Now I’m not saying blame the goalie for a game-losing kick the defense should’ve prevented in the first place. But Beyoncé isn’t the goalie. She’s a power forward. And she waited too long to strike. While that is the full extent of my ability to make a soccer metaphor, I can confidently say that Beto’s campaign was all the right kinds of offense.

He was forthcoming about his not-so-scandalous scandals and youthful indiscretions. He took ownership of his mistakes and made no excuses for his back-in-the-day DUI. He didn’t stoop to Cruz’s hilariously back-firing attempts to sling mud. He let the internet speak for him when the Cruz campaign tried to shame him with his old mugshot and his 90s alt-rock band’s promo pic: “While I’m sure this seems like devastating oppo research to the joyless nerds who work for Cruz, the response to the pic is sure to take the pleats right out of their khakis,” — BloomJoy Collective

But most importantly, he is an eloquent orator.

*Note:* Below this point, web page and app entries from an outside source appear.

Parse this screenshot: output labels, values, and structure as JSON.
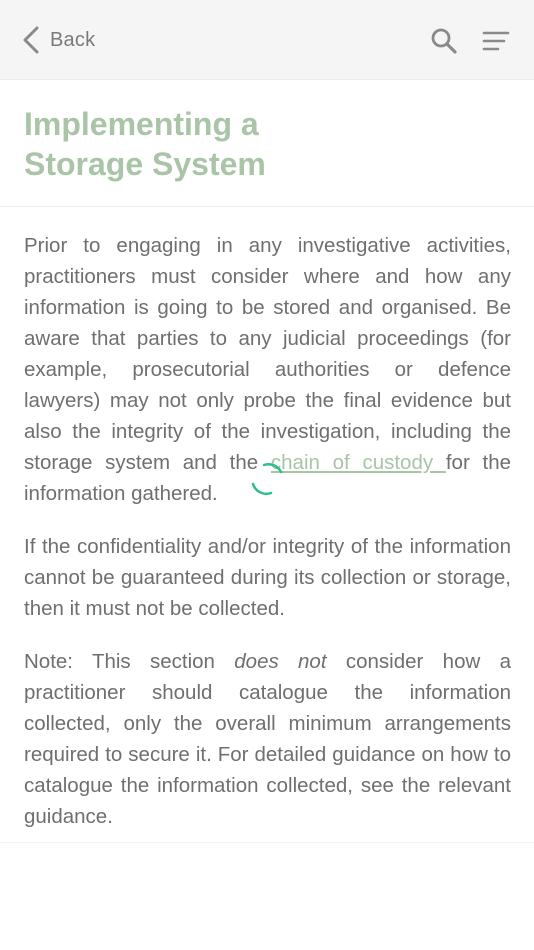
{
  "header": {
    "back_label": "Back",
    "back_icon": "chevron-left-icon",
    "search_icon": "search-icon",
    "menu_icon": "menu-icon"
  },
  "page": {
    "title": "Implementing a Storage System"
  },
  "body": {
    "p1_before": "Prior to engaging in any investigative activities, practitioners must consider where and how any information is going to be stored and organised. Be aware that parties to any judicial proceedings (for example, prosecutorial authorities or defence lawyers) may not only probe the final evidence but also the integrity of the investigation, including the storage system and the ",
    "p1_link": "chain of custody ",
    "p1_after": " for the information gathered.",
    "p2": "If the confidentiality and/or integrity of the information cannot be guaranteed during its collection or storage, then it must not be collected.",
    "p3_before": "Note: This section ",
    "p3_emphasis": "does not",
    "p3_after": " consider how a practitioner should catalogue the information collected, only the overall minimum arrangements required to secure it. For detailed guidance on how to catalogue the information collected, see the relevant guidance."
  },
  "colors": {
    "accent": "#a9c4a6",
    "spinner": "#2bbf8f",
    "text": "#6f6f6f",
    "header_bg": "#f5f5f5"
  }
}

Remember when politicians used to have to be able to speak well? He is fully informed about the entire breadth of issues his constituents are concerned about. He weighs in on polarizing issues with empathy and insight. He refused all PAC contributions. He has internet-ready charm and charisma. He skateboards. Sort of.

So what else could he have done to earn Beyoncé’s advocacy when it could still tip the scales? This isn’t the first time she was unfashionably late. Pantsuits notwithstanding, if she really was “with her” in 2016 then why wasn’t she performing three months or three weeks before the historic presidential election instead of just three days?

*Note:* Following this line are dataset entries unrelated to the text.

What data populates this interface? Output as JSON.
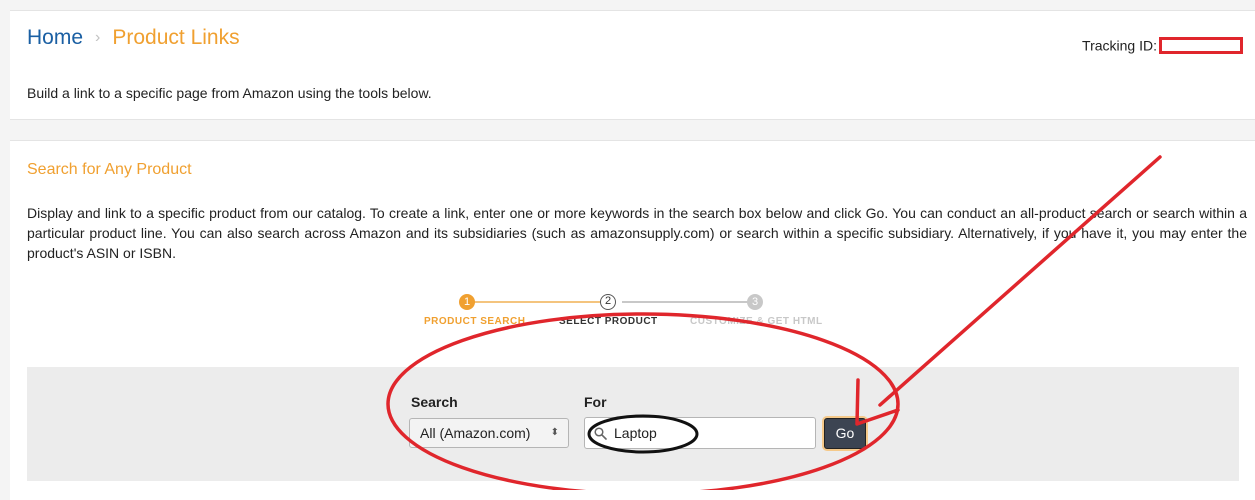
{
  "header": {
    "breadcrumb_home": "Home",
    "breadcrumb_separator": "›",
    "breadcrumb_current": "Product Links",
    "tracking_label": "Tracking ID:",
    "subtitle": "Build a link to a specific page from Amazon using the tools below."
  },
  "section": {
    "title": "Search for Any Product",
    "description": "Display and link to a specific product from our catalog. To create a link, enter one or more keywords in the search box below and click Go. You can conduct an all-product search or search within a particular product line. You can also search across Amazon and its subsidiaries (such as amazonsupply.com) or search within a specific subsidiary. Alternatively, if you have it, you may enter the product's ASIN or ISBN."
  },
  "steps": [
    {
      "number": "1",
      "label": "PRODUCT SEARCH",
      "state": "completed"
    },
    {
      "number": "2",
      "label": "SELECT PRODUCT",
      "state": "current"
    },
    {
      "number": "3",
      "label": "CUSTOMIZE & GET HTML",
      "state": "upcoming"
    }
  ],
  "search_form": {
    "search_label": "Search",
    "for_label": "For",
    "selected_category": "All (Amazon.com)",
    "select_arrow": "⬍",
    "query_value": "Laptop",
    "go_label": "Go"
  },
  "icons": {
    "search": "search-icon",
    "select_arrow": "updown-arrow-icon"
  },
  "colors": {
    "brand_orange": "#f0a030",
    "link_blue": "#1a5fa3",
    "annotation_red": "#e0262c",
    "go_button": "#3c4452"
  }
}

It wasn’t too little in 2016 but it was definitely too late.

The US is a constitutional monarchy. But we aren’t British. The real power here lies with the Queen. Sure, we have elected officials but we mostly take our lead from movie stars and pop culture divas. We have since long before Madonna. So if the Queen is going to do some power-sharing by endorsing candidates, if she decides to share her empire with a new emperor, why didn’t she do it the way she does everything else? With everything she’s got?

I am reluctant to publicly criticize our Queen. Please don’t hurt me, I still have the Dangerously in Love cd in my car! Seriously! I’ve been a fan for so long I bought her music before there were mp3s. But I do want to know why she didn’t consult with political experts the same way she does with choreographers, songwriters, producers and record labels execs. There isn’t a flag-waving campaign strategist out there who wouldn’t stiff-arm every last phone-banking door-knocker to get to someone like Beyoncé, to capitalize on her extraordinary sphere of influence. Did she even reach out to the experts?

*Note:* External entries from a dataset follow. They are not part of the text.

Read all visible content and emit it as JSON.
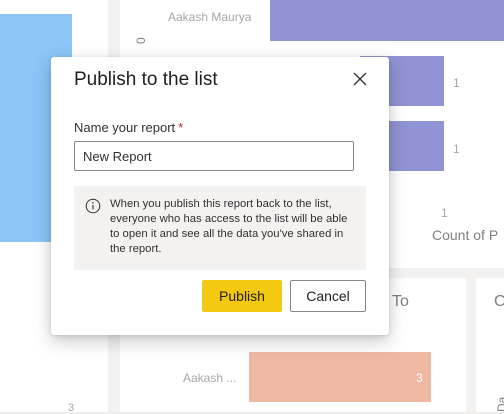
{
  "background": {
    "top_chart": {
      "row_label": "Aakash Maurya",
      "bar_values": [
        "1",
        "1"
      ],
      "axis_tick": "1",
      "axis_title": "Count of P",
      "rotated_label": "0"
    },
    "left_chart": {
      "bottom_tick": "3"
    },
    "lower_chart": {
      "title": "To",
      "row_label": "Aakash ...",
      "bar_value": "3"
    },
    "right_chart": {
      "title": "C",
      "rotated_label": "Da"
    }
  },
  "dialog": {
    "title": "Publish to the list",
    "field_label": "Name your report",
    "required_mark": "*",
    "input_value": "New Report",
    "info_text": "When you publish this report back to the list, everyone who has access to the list will be able to open it and see all the data you've shared in the report.",
    "publish_label": "Publish",
    "cancel_label": "Cancel"
  },
  "colors": {
    "accent_yellow": "#f2c811",
    "bar_purple": "#6b6fc6",
    "bar_blue": "#64b3f4",
    "bar_salmon": "#e8a185"
  },
  "icons": {
    "close": "close-icon",
    "info": "info-icon"
  }
}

Beyoncé gave a stellar performance in Cleveland and an impassioned speech about the kind of world she wants her daughter to grow up in.

Maybe she thought elections work the way Tidal does? That an eleventh-hour endorsement of a candidate would spark the same wildfire that the PR-free midnight drop of the Visual Album did? But even if it did, buzz is not the same thing as eligible and registered voters. So why did she only cater to the last-minute voters who may or may not even be able to get to a polling station within those precious two hours? While two hours feels like a lot of time for things like waiting for the doctor or having the hiccups, it isn’t much time to decide on a political candidate, physically get yourself to whichever polling station you’re nearest to, wait in line and fill out your ballot by 8pm.

Maybe she has motives more complex than a Beto fan from Oregon can understand.

So as a lot of commenters responded to her Instagram post, Thanks?

But remember, when you show up unannounced in the middle of the night it feels more like a booty call than a committed relationship. And this kind of relationship could’ve changed everything.

*While I was writing this piece that number rose to 120 million followers — 1 million more IG followers in less than two days